### Work request
Tally the lines of the records that contain the string "this", then give the total and nothing more.

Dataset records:
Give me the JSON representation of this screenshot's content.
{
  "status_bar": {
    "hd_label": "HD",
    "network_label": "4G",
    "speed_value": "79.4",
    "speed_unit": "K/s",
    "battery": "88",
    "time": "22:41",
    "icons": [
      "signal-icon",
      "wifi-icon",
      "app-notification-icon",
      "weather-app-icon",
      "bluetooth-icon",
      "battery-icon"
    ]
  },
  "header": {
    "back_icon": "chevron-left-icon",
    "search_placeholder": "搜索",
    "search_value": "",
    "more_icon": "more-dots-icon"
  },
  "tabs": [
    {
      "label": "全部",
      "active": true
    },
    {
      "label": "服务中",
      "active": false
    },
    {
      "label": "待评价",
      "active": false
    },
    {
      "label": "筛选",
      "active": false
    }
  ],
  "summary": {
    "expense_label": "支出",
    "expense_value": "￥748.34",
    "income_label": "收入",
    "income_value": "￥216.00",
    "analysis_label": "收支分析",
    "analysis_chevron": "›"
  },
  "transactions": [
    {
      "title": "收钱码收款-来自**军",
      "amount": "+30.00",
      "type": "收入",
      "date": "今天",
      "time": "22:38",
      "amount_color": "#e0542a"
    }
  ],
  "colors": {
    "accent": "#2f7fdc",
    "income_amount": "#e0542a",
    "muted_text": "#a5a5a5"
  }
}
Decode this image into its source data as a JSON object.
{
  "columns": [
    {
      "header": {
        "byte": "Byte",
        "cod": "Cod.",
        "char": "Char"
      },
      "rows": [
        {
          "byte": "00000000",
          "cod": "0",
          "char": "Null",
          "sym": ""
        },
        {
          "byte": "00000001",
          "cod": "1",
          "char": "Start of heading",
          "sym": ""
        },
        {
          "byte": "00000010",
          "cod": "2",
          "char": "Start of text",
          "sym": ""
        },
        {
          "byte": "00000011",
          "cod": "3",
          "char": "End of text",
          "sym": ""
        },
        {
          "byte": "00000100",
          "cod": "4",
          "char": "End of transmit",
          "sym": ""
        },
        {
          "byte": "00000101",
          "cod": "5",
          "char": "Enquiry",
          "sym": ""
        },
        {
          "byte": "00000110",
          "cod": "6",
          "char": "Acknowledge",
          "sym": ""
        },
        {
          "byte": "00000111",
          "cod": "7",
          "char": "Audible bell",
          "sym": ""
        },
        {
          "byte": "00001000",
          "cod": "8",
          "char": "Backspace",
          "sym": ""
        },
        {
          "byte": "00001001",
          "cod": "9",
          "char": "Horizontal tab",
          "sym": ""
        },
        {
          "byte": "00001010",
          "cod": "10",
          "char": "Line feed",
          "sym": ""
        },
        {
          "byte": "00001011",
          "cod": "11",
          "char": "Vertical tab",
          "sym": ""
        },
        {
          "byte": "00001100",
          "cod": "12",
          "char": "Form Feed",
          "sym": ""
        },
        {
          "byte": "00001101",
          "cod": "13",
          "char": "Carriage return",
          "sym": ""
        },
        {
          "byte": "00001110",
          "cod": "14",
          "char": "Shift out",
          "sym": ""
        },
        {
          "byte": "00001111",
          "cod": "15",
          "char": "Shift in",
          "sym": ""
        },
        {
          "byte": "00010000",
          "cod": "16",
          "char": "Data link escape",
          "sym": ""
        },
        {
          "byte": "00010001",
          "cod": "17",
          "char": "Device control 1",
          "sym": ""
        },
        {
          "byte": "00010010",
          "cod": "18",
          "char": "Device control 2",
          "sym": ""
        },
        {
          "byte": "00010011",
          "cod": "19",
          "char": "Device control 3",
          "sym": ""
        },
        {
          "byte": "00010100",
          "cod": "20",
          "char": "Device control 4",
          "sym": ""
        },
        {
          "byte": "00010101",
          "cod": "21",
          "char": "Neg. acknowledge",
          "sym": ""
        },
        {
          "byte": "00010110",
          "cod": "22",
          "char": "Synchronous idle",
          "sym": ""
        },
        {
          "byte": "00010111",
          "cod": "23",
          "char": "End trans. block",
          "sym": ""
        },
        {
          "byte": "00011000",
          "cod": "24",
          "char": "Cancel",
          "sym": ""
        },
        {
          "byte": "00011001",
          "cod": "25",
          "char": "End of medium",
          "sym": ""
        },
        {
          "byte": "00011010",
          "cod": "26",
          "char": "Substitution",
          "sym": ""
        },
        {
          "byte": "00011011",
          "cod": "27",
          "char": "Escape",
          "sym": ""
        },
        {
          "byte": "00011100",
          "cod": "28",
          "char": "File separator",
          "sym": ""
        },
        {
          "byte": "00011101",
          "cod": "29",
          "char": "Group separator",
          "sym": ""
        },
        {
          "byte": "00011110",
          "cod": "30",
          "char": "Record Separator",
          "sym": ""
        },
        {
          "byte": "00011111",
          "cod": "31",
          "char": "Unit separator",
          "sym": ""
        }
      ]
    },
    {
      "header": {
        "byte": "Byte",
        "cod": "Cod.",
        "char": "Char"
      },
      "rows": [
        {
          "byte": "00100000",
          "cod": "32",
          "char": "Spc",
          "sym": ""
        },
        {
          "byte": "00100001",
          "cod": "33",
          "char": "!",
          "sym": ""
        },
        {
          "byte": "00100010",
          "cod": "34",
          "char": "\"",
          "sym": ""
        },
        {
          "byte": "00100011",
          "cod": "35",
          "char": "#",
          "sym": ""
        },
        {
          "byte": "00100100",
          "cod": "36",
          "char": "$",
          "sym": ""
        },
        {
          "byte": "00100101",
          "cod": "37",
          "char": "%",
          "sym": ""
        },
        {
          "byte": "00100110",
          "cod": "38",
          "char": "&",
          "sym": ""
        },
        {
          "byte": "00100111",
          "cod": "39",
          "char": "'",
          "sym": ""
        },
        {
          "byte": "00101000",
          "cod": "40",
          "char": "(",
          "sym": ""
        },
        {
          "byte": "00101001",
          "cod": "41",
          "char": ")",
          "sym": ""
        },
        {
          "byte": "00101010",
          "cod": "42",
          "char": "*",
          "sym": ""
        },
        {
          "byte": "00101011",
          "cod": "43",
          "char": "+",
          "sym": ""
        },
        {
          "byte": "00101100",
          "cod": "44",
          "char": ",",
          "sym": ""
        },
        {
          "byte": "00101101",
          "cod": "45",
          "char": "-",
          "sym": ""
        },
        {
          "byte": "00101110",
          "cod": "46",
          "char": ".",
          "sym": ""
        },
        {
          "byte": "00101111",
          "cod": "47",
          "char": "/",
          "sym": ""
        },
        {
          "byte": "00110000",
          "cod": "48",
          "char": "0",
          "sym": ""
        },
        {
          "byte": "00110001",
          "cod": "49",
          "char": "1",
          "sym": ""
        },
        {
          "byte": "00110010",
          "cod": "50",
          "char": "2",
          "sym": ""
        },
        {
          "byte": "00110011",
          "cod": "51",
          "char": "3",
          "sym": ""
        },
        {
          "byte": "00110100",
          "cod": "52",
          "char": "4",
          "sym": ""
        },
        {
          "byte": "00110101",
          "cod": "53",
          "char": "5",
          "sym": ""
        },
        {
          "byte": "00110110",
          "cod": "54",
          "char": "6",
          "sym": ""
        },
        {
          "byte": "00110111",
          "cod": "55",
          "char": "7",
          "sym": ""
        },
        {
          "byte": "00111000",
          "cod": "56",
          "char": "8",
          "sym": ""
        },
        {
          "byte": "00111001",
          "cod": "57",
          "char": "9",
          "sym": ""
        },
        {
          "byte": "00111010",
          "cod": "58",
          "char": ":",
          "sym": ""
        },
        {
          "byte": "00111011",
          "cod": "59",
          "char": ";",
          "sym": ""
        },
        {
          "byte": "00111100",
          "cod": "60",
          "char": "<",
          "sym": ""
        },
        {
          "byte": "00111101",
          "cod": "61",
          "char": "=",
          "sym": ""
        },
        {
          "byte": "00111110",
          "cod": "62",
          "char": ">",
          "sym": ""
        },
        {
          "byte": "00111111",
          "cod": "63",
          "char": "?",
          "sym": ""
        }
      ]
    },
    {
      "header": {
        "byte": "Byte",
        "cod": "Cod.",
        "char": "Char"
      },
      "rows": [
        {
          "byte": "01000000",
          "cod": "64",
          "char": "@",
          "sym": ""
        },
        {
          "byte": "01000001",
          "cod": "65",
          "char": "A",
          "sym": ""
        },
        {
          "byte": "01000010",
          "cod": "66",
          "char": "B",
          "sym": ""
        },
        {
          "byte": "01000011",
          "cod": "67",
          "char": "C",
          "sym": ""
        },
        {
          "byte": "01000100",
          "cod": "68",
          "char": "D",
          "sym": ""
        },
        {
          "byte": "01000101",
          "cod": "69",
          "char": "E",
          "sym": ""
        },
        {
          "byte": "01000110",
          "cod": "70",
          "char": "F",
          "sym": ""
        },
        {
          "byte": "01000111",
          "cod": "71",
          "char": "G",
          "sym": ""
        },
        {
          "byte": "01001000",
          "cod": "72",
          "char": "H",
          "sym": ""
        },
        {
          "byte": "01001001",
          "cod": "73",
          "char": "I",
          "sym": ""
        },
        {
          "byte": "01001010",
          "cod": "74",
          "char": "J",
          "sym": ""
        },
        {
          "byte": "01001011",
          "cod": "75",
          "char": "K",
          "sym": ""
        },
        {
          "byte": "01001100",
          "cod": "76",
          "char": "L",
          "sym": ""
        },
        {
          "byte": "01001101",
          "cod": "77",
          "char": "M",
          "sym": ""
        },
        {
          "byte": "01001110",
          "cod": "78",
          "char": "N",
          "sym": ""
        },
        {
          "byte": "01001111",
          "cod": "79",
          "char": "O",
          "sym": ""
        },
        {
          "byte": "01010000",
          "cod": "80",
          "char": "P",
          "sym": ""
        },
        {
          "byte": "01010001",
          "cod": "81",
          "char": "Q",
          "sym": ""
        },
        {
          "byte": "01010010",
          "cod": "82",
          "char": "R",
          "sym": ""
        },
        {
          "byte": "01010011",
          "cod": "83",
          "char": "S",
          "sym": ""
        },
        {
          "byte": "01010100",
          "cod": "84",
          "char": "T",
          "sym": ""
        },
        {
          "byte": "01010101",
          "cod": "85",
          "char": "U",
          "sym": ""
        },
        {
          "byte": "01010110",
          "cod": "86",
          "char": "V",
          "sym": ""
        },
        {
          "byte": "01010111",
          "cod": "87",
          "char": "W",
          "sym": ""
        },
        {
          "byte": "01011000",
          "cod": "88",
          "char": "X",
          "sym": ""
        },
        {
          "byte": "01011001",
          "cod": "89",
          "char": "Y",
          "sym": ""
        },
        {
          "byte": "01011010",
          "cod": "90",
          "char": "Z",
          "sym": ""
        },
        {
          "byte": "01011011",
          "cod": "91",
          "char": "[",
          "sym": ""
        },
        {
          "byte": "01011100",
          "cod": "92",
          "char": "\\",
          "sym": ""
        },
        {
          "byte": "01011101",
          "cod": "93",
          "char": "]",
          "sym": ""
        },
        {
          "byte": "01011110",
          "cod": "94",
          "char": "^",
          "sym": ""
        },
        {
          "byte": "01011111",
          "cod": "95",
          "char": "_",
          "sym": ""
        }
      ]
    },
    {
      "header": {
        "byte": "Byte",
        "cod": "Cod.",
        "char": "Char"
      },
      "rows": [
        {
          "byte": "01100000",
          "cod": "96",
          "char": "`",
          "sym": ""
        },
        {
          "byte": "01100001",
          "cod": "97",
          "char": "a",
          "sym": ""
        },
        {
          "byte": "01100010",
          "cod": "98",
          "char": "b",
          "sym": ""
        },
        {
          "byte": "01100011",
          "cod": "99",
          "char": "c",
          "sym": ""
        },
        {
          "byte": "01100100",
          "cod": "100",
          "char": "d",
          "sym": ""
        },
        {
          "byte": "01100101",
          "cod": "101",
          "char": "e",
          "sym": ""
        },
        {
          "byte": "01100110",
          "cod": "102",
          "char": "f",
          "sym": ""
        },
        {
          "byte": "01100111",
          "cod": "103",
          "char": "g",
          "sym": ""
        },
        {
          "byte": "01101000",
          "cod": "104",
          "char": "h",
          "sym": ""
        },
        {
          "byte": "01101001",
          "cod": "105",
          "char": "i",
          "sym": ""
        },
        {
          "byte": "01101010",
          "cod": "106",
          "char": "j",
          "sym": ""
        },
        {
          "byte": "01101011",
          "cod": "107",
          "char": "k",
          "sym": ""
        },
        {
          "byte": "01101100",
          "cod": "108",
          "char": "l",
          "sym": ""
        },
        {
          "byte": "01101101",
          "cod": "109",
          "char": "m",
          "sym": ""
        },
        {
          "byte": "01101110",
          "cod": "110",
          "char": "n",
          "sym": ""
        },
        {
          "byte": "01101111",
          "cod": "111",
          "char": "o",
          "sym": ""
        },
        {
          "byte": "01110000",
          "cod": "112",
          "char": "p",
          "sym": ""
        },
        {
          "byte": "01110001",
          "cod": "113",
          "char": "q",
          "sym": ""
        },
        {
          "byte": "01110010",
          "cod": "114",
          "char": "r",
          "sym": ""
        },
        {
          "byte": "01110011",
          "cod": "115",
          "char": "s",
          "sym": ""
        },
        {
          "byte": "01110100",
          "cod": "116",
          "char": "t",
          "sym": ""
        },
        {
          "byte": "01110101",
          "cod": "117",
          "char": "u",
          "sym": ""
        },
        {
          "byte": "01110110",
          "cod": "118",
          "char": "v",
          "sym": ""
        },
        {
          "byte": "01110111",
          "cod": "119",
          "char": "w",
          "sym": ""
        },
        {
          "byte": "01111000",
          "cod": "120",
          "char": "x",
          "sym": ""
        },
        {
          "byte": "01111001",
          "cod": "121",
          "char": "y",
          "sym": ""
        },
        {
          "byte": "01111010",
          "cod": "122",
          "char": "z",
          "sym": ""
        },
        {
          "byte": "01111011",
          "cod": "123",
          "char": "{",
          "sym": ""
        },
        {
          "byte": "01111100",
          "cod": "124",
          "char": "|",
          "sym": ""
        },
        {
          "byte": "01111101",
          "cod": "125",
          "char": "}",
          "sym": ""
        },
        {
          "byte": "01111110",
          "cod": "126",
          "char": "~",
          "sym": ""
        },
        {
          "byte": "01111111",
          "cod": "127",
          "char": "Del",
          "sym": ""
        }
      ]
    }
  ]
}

### The completed task
2